But interviewing is an art in itself and we (fraud investigators) go through extensive trainings not to mention the on-job experience of every new interview, to enable us to get the required information out of people. I have seen many people collapse, breakdown, cry their heart out or go crazy during interviews.
A lot of people ask me the difference between a fraud and forensic investigation. My simple answer to them is that in essence they are the same thing. The only difference is, if you want to make it sound different, that in a forensic investigation you may use, or leverage technology heavily as compared to a fraud investigation which uses just the basic Microsoft Office tools and internet research. And we indeed have come a long way in forensic technology, some of which are:
- Recovery of deleted data/emails and their detailed analysis
- Lie detection tools
- Ageing of documents
- Handwriting assessments
- Big data analysis and trend establishment; and
- Video/sound analysis
But before we all get excited about fraud or forensic investigation, one word of advice. Make sure that you consult with your Legal Counsel before you initiate any process like that. And even during the process, the Legal Counsel should be consulted whenever required and, if need be and confidentiality permits, Human Resource should also be involved.
The reason is that any fraud investigation can end up in a civil court, criminal court or labor court, as the case may be. And therefore, a good fraud investigator always prepares his/her report in a manner that if that time comes, the report should be able to stand the scrutiny of the court. And since there can be legal, reputational and financial repercussions for the organization, it is advisable to know the risks beforehand so that they can be properly mitigated.
In the end, the famous saying that prevention is better than the cure comes to mind.
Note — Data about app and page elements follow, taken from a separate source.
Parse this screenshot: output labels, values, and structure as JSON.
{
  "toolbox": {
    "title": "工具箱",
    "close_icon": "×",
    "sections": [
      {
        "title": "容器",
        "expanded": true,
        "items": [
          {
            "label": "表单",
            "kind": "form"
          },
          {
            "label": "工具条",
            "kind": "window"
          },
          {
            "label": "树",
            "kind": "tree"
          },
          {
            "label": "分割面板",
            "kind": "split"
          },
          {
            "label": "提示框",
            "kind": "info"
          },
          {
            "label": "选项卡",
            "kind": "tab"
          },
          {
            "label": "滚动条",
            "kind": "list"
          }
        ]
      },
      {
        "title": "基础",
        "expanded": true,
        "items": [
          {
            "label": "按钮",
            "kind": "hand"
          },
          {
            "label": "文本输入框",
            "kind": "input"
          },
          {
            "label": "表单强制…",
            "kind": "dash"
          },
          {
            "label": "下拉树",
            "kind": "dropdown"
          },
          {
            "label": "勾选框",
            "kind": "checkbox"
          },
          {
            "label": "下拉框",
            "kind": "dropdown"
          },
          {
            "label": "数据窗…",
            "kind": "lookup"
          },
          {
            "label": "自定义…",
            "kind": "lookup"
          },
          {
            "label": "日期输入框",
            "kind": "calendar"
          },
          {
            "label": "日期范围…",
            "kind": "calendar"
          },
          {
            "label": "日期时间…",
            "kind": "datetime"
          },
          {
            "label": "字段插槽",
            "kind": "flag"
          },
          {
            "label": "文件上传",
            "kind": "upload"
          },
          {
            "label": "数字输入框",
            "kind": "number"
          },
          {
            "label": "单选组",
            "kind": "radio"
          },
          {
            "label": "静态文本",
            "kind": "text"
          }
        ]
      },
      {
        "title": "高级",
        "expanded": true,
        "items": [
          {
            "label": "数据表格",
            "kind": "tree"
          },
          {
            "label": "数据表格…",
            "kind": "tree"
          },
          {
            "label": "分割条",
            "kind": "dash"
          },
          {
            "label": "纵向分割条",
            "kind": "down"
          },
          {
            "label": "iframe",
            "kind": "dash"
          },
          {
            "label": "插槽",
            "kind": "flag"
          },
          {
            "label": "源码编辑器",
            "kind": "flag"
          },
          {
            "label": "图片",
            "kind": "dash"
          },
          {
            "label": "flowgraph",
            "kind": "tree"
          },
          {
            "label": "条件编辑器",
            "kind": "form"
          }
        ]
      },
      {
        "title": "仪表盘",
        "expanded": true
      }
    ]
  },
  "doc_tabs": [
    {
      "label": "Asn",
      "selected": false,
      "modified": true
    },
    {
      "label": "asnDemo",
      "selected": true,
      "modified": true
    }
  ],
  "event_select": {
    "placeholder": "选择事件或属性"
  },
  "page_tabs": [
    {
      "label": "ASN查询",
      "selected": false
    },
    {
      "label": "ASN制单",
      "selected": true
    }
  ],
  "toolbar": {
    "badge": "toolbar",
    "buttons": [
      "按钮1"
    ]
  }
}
So, all organizations (big and small) are encouraged to invest in an internal control environment and landscape which would reduce the likelihood of a fraud to a very low level and help the business owners sleep better.
*The writer is a Partner in Peter & Co. Chartered Accountants and has 16 years of experience in internal and external audits, fraud investigations and enterprise risk management projects in the Middle East and Pakistan with some of the leading organizations in the region.
Leave a Reply